Entries from a dataset of interfaces ::
☆ ☆ ☆

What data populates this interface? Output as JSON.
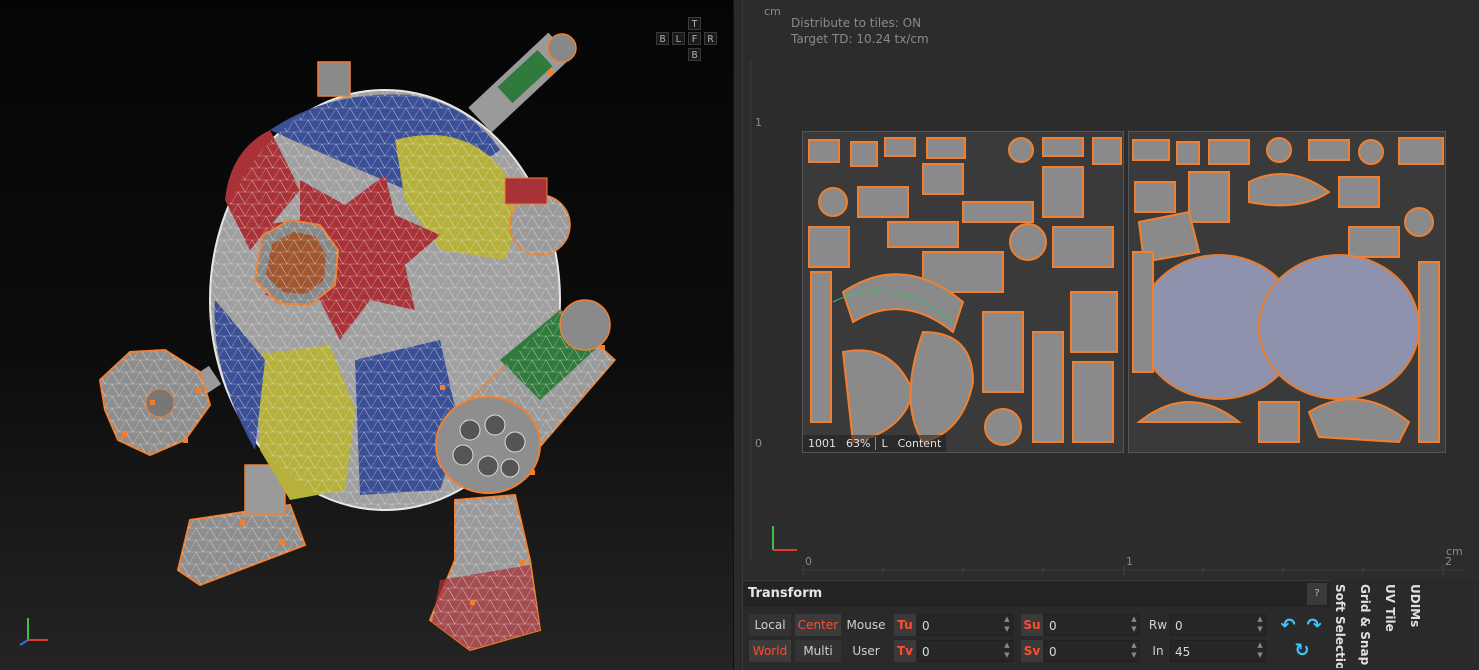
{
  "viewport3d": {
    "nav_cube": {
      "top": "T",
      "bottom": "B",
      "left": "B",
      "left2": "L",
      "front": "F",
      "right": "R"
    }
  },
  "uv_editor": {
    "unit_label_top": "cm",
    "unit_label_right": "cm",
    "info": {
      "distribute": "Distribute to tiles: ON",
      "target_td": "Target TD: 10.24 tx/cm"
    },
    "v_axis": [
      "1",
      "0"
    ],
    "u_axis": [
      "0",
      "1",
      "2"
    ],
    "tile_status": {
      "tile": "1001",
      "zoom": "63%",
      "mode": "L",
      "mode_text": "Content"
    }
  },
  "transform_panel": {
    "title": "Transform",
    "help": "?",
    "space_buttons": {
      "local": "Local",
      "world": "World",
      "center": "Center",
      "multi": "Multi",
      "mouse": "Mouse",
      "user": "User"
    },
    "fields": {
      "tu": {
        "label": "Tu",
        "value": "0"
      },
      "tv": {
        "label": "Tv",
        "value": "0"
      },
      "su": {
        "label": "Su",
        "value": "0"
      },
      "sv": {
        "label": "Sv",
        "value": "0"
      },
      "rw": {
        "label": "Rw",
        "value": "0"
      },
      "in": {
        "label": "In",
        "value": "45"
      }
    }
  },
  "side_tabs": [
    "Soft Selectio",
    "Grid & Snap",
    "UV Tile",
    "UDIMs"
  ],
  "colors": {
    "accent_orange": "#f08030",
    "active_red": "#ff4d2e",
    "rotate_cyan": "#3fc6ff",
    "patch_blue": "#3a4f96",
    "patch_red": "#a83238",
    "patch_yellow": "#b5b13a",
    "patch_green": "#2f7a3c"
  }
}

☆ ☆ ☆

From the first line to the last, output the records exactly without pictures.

What data populates this interface? Output as JSON.
{
  "viewport3d": {
    "nav_cube": {
      "top": "T",
      "bottom": "B",
      "left": "B",
      "left2": "L",
      "front": "F",
      "right": "R"
    }
  },
  "uv_editor": {
    "unit_label_top": "cm",
    "unit_label_right": "cm",
    "info": {
      "distribute": "Distribute to tiles: ON",
      "target_td": "Target TD: 10.24 tx/cm"
    },
    "v_axis": [
      "1",
      "0"
    ],
    "u_axis": [
      "0",
      "1",
      "2"
    ],
    "tile_status": {
      "tile": "1001",
      "zoom": "63%",
      "mode": "L",
      "mode_text": "Content"
    }
  },
  "transform_panel": {
    "title": "Transform",
    "help": "?",
    "space_buttons": {
      "local": "Local",
      "world": "World",
      "center": "Center",
      "multi": "Multi",
      "mouse": "Mouse",
      "user": "User"
    },
    "fields": {
      "tu": {
        "label": "Tu",
        "value": "0"
      },
      "tv": {
        "label": "Tv",
        "value": "0"
      },
      "su": {
        "label": "Su",
        "value": "0"
      },
      "sv": {
        "label": "Sv",
        "value": "0"
      },
      "rw": {
        "label": "Rw",
        "value": "0"
      },
      "in": {
        "label": "In",
        "value": "45"
      }
    }
  },
  "side_tabs": [
    "Soft Selectio",
    "Grid & Snap",
    "UV Tile",
    "UDIMs"
  ],
  "colors": {
    "accent_orange": "#f08030",
    "active_red": "#ff4d2e",
    "rotate_cyan": "#3fc6ff",
    "patch_blue": "#3a4f96",
    "patch_red": "#a83238",
    "patch_yellow": "#b5b13a",
    "patch_green": "#2f7a3c"
  }
}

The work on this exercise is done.